== YOUR TASK ==
What you give back must match the data character for character.

Start of SUPPLIED INFORMATION

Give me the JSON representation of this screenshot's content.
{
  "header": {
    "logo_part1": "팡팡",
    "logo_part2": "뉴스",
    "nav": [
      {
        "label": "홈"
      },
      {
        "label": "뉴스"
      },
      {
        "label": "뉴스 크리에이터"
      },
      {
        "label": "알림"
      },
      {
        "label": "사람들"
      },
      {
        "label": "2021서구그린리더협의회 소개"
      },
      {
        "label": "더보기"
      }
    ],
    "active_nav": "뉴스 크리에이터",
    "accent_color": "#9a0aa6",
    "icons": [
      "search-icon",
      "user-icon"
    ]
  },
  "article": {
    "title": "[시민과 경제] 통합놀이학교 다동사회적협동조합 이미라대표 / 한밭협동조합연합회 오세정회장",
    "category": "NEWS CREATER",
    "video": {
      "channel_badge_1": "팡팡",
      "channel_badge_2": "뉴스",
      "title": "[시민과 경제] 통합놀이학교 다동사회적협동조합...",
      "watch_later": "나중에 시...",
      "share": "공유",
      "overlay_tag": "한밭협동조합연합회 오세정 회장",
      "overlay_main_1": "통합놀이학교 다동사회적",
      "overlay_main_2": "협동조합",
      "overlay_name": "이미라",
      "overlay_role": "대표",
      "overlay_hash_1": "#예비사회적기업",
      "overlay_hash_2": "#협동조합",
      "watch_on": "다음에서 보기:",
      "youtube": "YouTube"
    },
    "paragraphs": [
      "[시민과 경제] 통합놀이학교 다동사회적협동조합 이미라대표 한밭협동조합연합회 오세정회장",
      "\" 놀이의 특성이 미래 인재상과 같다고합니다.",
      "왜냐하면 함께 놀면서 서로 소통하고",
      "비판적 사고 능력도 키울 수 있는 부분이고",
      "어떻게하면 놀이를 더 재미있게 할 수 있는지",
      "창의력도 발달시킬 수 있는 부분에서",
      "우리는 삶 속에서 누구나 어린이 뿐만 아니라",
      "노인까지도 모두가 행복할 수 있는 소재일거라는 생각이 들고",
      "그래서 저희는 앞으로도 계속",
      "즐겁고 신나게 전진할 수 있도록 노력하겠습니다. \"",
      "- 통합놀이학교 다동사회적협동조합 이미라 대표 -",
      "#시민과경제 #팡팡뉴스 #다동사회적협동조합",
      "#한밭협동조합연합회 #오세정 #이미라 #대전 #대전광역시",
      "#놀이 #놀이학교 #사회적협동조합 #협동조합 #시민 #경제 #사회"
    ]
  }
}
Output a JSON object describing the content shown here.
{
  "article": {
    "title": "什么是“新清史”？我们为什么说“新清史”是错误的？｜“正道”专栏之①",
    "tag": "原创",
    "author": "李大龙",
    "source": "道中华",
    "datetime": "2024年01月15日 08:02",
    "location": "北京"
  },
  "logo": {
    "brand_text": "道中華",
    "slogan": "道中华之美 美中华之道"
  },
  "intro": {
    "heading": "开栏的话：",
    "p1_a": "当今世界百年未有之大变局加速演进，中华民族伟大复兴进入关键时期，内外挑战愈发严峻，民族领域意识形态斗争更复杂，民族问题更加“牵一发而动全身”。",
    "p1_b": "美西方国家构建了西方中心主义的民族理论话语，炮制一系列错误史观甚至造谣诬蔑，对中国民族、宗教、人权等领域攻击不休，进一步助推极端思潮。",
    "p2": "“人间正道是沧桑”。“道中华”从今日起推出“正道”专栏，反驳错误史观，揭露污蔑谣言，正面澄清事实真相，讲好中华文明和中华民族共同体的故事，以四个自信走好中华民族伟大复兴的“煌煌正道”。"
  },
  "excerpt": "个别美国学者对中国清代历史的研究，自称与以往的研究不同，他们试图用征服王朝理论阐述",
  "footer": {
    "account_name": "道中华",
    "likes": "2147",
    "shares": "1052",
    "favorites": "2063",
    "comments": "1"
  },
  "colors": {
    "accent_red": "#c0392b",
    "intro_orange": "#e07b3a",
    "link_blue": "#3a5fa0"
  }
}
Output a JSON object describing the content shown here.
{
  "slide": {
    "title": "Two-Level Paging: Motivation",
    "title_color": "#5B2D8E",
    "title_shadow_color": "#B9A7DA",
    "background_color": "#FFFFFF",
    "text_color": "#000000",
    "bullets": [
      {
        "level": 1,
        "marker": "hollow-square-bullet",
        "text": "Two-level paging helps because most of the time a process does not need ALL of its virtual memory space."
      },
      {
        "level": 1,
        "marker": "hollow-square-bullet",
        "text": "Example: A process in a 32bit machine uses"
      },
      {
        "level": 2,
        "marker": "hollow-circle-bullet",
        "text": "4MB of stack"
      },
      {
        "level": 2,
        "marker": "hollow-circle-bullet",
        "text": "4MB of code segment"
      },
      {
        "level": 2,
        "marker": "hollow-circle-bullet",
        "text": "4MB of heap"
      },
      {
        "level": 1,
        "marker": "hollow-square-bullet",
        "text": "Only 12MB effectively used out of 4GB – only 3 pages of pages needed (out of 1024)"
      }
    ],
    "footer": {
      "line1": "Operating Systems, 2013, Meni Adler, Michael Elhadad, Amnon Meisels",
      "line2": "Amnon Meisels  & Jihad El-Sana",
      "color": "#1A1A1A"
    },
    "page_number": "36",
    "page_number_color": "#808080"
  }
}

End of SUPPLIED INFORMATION

== PROBLEM SOLUTION ==
Give me the JSON representation of this screenshot's content.
{
  "header": {
    "logo_part1": "팡팡",
    "logo_part2": "뉴스",
    "nav": [
      {
        "label": "홈"
      },
      {
        "label": "뉴스"
      },
      {
        "label": "뉴스 크리에이터"
      },
      {
        "label": "알림"
      },
      {
        "label": "사람들"
      },
      {
        "label": "2021서구그린리더협의회 소개"
      },
      {
        "label": "더보기"
      }
    ],
    "active_nav": "뉴스 크리에이터",
    "accent_color": "#9a0aa6",
    "icons": [
      "search-icon",
      "user-icon"
    ]
  },
  "article": {
    "title": "[시민과 경제] 통합놀이학교 다동사회적협동조합 이미라대표 / 한밭협동조합연합회 오세정회장",
    "category": "NEWS CREATER",
    "video": {
      "channel_badge_1": "팡팡",
      "channel_badge_2": "뉴스",
      "title": "[시민과 경제] 통합놀이학교 다동사회적협동조합...",
      "watch_later": "나중에 시...",
      "share": "공유",
      "overlay_tag": "한밭협동조합연합회 오세정 회장",
      "overlay_main_1": "통합놀이학교 다동사회적",
      "overlay_main_2": "협동조합",
      "overlay_name": "이미라",
      "overlay_role": "대표",
      "overlay_hash_1": "#예비사회적기업",
      "overlay_hash_2": "#협동조합",
      "watch_on": "다음에서 보기:",
      "youtube": "YouTube"
    },
    "paragraphs": [
      "[시민과 경제] 통합놀이학교 다동사회적협동조합 이미라대표 한밭협동조합연합회 오세정회장",
      "\" 놀이의 특성이 미래 인재상과 같다고합니다.",
      "왜냐하면 함께 놀면서 서로 소통하고",
      "비판적 사고 능력도 키울 수 있는 부분이고",
      "어떻게하면 놀이를 더 재미있게 할 수 있는지",
      "창의력도 발달시킬 수 있는 부분에서",
      "우리는 삶 속에서 누구나 어린이 뿐만 아니라",
      "노인까지도 모두가 행복할 수 있는 소재일거라는 생각이 들고",
      "그래서 저희는 앞으로도 계속",
      "즐겁고 신나게 전진할 수 있도록 노력하겠습니다. \"",
      "- 통합놀이학교 다동사회적협동조합 이미라 대표 -",
      "#시민과경제 #팡팡뉴스 #다동사회적협동조합",
      "#한밭협동조합연합회 #오세정 #이미라 #대전 #대전광역시",
      "#놀이 #놀이학교 #사회적협동조합 #협동조합 #시민 #경제 #사회"
    ]
  }
}
Output a JSON object describing the content shown here.
{
  "article": {
    "title": "什么是“新清史”？我们为什么说“新清史”是错误的？｜“正道”专栏之①",
    "tag": "原创",
    "author": "李大龙",
    "source": "道中华",
    "datetime": "2024年01月15日 08:02",
    "location": "北京"
  },
  "logo": {
    "brand_text": "道中華",
    "slogan": "道中华之美 美中华之道"
  },
  "intro": {
    "heading": "开栏的话：",
    "p1_a": "当今世界百年未有之大变局加速演进，中华民族伟大复兴进入关键时期，内外挑战愈发严峻，民族领域意识形态斗争更复杂，民族问题更加“牵一发而动全身”。",
    "p1_b": "美西方国家构建了西方中心主义的民族理论话语，炮制一系列错误史观甚至造谣诬蔑，对中国民族、宗教、人权等领域攻击不休，进一步助推极端思潮。",
    "p2": "“人间正道是沧桑”。“道中华”从今日起推出“正道”专栏，反驳错误史观，揭露污蔑谣言，正面澄清事实真相，讲好中华文明和中华民族共同体的故事，以四个自信走好中华民族伟大复兴的“煌煌正道”。"
  },
  "excerpt": "个别美国学者对中国清代历史的研究，自称与以往的研究不同，他们试图用征服王朝理论阐述",
  "footer": {
    "account_name": "道中华",
    "likes": "2147",
    "shares": "1052",
    "favorites": "2063",
    "comments": "1"
  },
  "colors": {
    "accent_red": "#c0392b",
    "intro_orange": "#e07b3a",
    "link_blue": "#3a5fa0"
  }
}
Output a JSON object describing the content shown here.
{
  "slide": {
    "title": "Two-Level Paging: Motivation",
    "title_color": "#5B2D8E",
    "title_shadow_color": "#B9A7DA",
    "background_color": "#FFFFFF",
    "text_color": "#000000",
    "bullets": [
      {
        "level": 1,
        "marker": "hollow-square-bullet",
        "text": "Two-level paging helps because most of the time a process does not need ALL of its virtual memory space."
      },
      {
        "level": 1,
        "marker": "hollow-square-bullet",
        "text": "Example: A process in a 32bit machine uses"
      },
      {
        "level": 2,
        "marker": "hollow-circle-bullet",
        "text": "4MB of stack"
      },
      {
        "level": 2,
        "marker": "hollow-circle-bullet",
        "text": "4MB of code segment"
      },
      {
        "level": 2,
        "marker": "hollow-circle-bullet",
        "text": "4MB of heap"
      },
      {
        "level": 1,
        "marker": "hollow-square-bullet",
        "text": "Only 12MB effectively used out of 4GB – only 3 pages of pages needed (out of 1024)"
      }
    ],
    "footer": {
      "line1": "Operating Systems, 2013, Meni Adler, Michael Elhadad, Amnon Meisels",
      "line2": "Amnon Meisels  & Jihad El-Sana",
      "color": "#1A1A1A"
    },
    "page_number": "36",
    "page_number_color": "#808080"
  }
}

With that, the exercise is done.